During that early research period I created an auxiliary database containing 3,859 people, entered from both sources. This gives me a picture I can consult when my research bumps into the family. From this auxiliary database, I can assess interconnections and get help in differentiating one David (or Henry or Peter) from another. In preparing this database, I made heavy use of the notes section to list the doubts expressed by the book author and also my own doubts and concerns about the data.
Recently I have discovered two flaws in this previous organization. 1) The notes pages aren’t visible to me as I consult the database; and 2) it is difficult to connect database information with the proper book page. Taking care of these flaws is not very important, but it is a useful help in organization. In periods of lowered efficiency it also has the advantage of not creating problems with important research. So this week I have been adding a flag labeled “Conflict, Alternate, or Dubious Data” to anyone on the tree among the 825 individuals which have entries on the notes page to that effect. (Some entries are additional information about the individual, not notes about problems.) I have also been adding information in the details field which follows the book citation. I have added the e-page number of the pages on which the nearly 4000 names appear. Any errors I make in these entries will create only minor problems (flags and page numbers are easily deleted) and my use of this springboard reference will more efficient in the future.
I wasn’t able to advance toward my true genealogy goals this week. But, instead of losing an entire week to doing nothing, I was able to clean up a side issue.
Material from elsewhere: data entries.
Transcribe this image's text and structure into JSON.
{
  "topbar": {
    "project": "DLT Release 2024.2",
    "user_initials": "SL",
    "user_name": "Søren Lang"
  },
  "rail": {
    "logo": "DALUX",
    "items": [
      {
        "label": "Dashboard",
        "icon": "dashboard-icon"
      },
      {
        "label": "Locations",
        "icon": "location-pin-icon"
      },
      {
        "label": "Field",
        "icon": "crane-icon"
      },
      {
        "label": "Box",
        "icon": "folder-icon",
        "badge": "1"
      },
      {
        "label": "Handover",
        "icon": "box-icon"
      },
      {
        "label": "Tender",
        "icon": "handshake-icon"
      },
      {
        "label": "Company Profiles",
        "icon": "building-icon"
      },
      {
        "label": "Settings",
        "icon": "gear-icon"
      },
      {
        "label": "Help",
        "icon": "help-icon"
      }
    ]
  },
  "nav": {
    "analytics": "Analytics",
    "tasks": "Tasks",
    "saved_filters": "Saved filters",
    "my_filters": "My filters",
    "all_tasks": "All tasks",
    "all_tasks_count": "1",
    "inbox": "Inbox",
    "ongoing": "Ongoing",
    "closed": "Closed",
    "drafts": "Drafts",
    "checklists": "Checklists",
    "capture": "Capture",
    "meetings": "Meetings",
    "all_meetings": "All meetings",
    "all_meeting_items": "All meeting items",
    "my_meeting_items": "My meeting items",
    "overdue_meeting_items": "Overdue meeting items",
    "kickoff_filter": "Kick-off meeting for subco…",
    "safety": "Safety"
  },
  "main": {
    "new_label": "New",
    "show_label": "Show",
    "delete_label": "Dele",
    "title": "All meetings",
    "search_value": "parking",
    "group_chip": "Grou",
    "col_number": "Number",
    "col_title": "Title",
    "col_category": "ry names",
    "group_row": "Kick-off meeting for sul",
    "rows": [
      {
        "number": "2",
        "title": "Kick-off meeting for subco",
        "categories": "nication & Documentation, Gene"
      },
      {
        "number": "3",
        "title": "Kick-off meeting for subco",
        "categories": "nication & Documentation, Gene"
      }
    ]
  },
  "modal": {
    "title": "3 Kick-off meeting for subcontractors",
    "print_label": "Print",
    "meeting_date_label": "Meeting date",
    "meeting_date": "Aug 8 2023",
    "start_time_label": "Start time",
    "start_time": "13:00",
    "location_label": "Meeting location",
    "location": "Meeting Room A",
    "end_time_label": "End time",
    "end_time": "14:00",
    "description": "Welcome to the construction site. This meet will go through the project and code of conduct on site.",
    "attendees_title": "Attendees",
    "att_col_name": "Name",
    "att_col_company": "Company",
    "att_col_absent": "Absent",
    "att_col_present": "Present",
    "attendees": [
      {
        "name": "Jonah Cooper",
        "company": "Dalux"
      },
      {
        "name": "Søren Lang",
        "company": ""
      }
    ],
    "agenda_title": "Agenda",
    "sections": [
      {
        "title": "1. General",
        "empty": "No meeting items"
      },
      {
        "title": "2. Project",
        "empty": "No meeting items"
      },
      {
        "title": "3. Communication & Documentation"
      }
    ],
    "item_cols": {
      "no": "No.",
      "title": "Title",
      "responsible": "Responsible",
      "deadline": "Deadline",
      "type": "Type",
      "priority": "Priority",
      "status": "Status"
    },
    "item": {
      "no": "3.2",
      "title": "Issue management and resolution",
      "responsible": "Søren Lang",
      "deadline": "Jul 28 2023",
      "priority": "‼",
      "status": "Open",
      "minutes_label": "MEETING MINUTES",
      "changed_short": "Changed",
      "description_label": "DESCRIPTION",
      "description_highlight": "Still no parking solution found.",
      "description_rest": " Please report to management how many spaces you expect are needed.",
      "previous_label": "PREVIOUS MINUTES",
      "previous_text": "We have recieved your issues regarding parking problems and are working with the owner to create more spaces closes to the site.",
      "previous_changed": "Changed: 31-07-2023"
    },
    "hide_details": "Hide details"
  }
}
Not managing to go forward, but better than doing nothing. Not bright shiny objects, merely re-arranging dull pebbles.